Records from a dataset
'''
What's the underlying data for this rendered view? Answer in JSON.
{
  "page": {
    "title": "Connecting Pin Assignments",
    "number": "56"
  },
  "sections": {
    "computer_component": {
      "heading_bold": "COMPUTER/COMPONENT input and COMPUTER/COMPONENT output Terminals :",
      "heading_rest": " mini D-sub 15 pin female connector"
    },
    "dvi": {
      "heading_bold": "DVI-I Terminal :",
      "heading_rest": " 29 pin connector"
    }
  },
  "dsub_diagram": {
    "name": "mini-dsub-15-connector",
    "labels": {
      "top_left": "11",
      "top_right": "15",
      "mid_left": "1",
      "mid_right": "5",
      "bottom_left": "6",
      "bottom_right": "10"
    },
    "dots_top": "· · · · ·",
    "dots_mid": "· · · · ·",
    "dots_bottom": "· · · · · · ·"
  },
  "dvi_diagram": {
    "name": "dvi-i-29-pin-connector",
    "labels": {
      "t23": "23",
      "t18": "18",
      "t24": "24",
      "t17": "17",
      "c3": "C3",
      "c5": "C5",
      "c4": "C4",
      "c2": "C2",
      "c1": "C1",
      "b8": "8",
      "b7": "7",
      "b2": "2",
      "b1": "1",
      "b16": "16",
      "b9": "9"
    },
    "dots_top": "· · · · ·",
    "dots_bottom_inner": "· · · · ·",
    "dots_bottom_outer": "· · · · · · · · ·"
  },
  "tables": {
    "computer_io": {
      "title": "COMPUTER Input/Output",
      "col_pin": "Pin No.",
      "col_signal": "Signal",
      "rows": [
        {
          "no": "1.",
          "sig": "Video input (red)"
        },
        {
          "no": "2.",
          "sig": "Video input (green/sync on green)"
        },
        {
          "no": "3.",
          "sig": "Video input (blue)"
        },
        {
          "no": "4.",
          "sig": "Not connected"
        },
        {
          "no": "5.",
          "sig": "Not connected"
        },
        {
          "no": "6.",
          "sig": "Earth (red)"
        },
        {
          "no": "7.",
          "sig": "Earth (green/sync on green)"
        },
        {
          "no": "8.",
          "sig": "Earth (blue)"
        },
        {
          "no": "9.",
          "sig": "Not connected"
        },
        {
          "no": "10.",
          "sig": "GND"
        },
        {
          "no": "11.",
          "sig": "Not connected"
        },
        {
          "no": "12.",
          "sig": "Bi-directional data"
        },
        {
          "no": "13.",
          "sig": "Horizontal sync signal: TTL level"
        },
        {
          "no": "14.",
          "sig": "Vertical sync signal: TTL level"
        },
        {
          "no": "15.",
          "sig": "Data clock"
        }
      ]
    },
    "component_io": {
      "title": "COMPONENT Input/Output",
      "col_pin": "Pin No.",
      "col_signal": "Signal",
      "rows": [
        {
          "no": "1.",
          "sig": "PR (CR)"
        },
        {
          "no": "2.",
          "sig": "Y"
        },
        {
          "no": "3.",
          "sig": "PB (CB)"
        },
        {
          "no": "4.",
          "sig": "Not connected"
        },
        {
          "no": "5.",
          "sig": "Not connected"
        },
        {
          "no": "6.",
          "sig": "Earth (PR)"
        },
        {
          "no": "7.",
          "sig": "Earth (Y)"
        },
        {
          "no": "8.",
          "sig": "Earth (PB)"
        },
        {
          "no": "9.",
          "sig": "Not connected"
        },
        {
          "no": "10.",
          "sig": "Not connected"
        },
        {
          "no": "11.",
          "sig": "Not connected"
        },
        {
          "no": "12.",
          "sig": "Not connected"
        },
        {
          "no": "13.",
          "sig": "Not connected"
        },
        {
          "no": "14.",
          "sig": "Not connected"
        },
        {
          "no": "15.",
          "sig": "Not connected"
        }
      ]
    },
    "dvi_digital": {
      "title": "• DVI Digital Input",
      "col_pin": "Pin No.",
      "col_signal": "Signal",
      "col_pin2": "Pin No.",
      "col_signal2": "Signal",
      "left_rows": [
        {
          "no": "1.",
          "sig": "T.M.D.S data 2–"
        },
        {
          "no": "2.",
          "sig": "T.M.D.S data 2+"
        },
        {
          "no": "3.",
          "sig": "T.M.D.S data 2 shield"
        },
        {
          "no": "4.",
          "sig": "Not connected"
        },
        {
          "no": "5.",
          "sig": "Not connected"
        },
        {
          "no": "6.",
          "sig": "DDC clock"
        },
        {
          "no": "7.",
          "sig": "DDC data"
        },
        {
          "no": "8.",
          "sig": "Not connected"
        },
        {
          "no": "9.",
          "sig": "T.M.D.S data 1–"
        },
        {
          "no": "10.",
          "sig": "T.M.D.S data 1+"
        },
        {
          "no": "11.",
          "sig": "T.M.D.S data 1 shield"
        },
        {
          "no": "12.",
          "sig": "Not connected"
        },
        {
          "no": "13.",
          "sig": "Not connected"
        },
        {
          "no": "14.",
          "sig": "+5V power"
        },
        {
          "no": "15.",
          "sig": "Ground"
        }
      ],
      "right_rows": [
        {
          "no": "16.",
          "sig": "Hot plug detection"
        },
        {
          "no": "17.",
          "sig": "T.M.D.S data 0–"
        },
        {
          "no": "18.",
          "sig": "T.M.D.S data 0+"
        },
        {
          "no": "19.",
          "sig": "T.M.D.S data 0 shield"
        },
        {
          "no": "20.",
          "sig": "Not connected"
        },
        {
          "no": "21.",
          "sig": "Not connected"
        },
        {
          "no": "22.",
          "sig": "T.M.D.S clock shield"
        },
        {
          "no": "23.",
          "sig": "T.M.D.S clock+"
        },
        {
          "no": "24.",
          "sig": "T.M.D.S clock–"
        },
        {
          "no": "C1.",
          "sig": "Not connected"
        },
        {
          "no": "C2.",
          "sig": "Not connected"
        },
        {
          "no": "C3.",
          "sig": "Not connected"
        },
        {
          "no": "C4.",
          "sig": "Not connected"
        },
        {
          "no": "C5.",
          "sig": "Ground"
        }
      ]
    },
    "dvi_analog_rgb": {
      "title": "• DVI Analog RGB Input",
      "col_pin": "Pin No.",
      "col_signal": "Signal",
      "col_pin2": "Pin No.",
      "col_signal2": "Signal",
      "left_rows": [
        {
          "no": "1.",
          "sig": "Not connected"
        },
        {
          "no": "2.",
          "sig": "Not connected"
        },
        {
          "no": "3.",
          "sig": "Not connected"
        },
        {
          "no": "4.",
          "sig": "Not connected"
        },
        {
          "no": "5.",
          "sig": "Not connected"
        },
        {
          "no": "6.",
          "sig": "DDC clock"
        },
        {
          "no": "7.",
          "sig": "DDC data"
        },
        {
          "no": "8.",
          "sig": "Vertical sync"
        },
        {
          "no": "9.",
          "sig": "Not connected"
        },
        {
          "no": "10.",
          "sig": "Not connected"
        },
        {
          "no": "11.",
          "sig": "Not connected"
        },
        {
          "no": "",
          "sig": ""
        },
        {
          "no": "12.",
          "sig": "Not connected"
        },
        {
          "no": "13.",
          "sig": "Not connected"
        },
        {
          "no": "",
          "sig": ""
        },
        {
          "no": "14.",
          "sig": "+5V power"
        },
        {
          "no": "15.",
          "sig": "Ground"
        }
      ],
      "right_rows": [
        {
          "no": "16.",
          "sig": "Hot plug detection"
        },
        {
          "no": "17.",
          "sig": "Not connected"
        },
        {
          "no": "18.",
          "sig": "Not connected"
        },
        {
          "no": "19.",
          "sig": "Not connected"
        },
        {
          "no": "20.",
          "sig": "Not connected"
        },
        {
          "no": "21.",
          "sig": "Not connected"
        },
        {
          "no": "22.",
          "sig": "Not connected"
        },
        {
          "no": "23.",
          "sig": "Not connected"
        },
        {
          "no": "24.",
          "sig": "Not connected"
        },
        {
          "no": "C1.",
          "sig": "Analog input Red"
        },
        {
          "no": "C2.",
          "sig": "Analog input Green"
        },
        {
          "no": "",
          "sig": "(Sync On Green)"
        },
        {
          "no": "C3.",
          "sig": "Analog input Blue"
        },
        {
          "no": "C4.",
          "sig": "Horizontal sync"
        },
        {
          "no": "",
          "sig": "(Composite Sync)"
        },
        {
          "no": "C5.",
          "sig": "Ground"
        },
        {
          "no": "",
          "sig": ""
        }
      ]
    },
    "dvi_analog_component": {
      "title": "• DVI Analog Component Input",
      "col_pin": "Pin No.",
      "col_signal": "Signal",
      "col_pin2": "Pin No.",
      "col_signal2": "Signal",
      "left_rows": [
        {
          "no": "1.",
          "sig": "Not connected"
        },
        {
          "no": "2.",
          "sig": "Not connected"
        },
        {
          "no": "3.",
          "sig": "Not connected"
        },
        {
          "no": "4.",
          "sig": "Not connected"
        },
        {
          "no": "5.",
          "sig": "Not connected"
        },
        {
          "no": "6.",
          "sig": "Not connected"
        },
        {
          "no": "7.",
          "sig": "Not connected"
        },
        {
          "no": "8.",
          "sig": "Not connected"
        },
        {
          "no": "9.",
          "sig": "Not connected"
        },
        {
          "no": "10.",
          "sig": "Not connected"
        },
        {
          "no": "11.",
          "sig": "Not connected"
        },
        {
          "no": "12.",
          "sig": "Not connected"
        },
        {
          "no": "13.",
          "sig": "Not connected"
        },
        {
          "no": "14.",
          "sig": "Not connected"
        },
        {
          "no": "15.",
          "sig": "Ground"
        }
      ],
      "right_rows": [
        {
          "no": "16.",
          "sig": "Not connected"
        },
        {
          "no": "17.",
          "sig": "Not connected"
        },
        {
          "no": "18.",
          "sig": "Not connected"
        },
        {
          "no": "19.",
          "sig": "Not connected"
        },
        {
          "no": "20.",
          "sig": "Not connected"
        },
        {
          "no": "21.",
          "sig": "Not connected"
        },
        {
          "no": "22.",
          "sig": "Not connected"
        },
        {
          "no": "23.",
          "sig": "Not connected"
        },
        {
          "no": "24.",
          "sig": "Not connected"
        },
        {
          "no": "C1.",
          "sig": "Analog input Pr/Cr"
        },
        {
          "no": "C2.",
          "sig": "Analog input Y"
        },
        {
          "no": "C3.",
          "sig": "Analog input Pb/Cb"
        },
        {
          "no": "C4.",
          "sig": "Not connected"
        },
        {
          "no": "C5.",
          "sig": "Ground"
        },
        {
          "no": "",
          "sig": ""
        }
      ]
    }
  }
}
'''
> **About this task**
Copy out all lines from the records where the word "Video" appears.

> **Answer to this exercise**
          "sig": "Video input (red)"
          "sig": "Video input (green/sync on green)"
          "sig": "Video input (blue)"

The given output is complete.